Review by: Annie Reuter, contributing writer for rollingstone.com, MTV.com, and AOL
To fully grasp singer-songwriter Neill Bell’s latest release, Before De Forest, one must be given a history lesson on Lee De Forest. One of the fathers of the “electronic age” and the inventor of the Vacuum Tube Amplifier, the album’s name signifies the purity of music before electronics, amps and computers, Bell explains. As a result, the 14-track album is a stripped down release with nothing but Bell’s voice and acoustic guitar at the forefront.
Before De Forest delicately begins with finger picked rhythms on “Fisherman (N.O.).” A poignant tale of the aftermath of a hurricane, Bell’s mention of Hurricane Katrina strikes a chord. The destruction and despair of the natural disaster is felt throughout the track within Bell’s wavering vocals and guitar interludes.
Next track, “Let It Roll” is an impassioned ballad showcasing Bell’s serious side. “All the girls I’ve loved are crazy/Too bad none of them are crazy about me,” he sings. With distinct grit in his voice, the track embodies a distinct country quality as Bell sings of unrequited love amidst solid guitar breakdowns.
“World of Lies” switches gears with higher vocals and an upbeat guitar beat before “Everything” slows things down with subtle plucked guitar accompaniment. As Bell’s voice crescendos mid-track, his guitar rhythms follow suit, providing ample complement to his reverberating vocals. Nearly one minute before the track ends, additional wavering guitar parts intrigue.
The dark “High In Kansas” follows a similar pattern with deep vocals and subtle strums of the guitar. However, halfway through the song the guitar parts take a departure. Mixing quick paced strums alongside a rougher approach, the track stands well on its own.
Standout track “Push” is an emotional number, full of confusion. Asking his love to stay, Bell is faced with the uncertainty of love. “You let love get in the way . . . Push your love aside,” he sings passionately. All the while, Bell’s impressive vibrato further showcases his pain, leaving a mark on the listener.

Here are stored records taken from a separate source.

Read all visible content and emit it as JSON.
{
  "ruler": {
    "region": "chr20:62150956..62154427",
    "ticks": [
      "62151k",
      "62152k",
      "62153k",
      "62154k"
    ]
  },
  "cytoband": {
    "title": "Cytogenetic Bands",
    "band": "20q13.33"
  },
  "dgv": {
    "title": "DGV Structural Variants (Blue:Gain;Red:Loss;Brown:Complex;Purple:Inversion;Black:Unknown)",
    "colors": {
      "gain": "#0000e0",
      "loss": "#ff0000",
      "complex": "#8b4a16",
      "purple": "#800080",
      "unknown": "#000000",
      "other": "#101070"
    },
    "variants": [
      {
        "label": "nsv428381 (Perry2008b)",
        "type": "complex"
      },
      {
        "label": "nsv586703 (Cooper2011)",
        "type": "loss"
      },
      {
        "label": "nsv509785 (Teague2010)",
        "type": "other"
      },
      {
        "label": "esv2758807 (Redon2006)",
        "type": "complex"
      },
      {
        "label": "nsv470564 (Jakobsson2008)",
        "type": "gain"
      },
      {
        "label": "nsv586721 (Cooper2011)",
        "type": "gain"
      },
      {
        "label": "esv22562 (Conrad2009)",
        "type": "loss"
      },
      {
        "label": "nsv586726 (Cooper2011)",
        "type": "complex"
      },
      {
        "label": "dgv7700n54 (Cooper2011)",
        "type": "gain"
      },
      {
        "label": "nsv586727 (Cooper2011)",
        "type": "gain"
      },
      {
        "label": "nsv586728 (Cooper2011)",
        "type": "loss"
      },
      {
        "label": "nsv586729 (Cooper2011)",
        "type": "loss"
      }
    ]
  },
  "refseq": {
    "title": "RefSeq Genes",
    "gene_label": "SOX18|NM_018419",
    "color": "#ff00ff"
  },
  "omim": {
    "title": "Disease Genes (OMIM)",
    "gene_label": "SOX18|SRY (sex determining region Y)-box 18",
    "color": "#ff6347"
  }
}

“Sweet Pain” continues to exemplify Bell’s powerhouse singing style with lengthy notes throughout while “Paper Plate” illustrates his fierce guitar handiwork. The intricate guitar features continue to stand out on Before De Forest.
Not many artists can produce such a memorable stripped down release, but Bell manages to make it work. “Deep Autumn East” evokes slight resemblance to Kings of Leon frontman Caleb Followill with powerful yearning while the folksy “Still” reintroduces his country side.
The handpicked “My Mind,” fast paced “So Short” and heartfelt “Vacation” effortlessly close the LP. With his honest lyrics and emotive singing style, Bell strikes a chord. As a result, there is a reason listener’s keep coming back album after album. His sixth release, Bell steps out of his comfort zone to try something new: a completely pure album without the bells and whistles of the expected album production. Before electronics, amps and computers were at the forefront of music production an album was all about the music. Not many could achieve the same results as Bell has and this is what sets him apart from the crowd.
Though Bell’s stripped down approach might seem predictable to some, he manages to showcase his versatility on each track. Alone on vocals and acoustic guitar for the majority of Before De Forest, he manages to make each song unique with varied vocals and guitar accompaniment. Not always the best way to entice listeners, Bell however continues to impress and showcase his talent.
Rating: 3 stars (out of 5)
Review by Annie Reuter
Annie Reuter, a Brooklyn-based freelance writer and music blogger, covers concerts and music festivals around the country. Her articles have been featured on MTV.com, RollingStone.com and AOL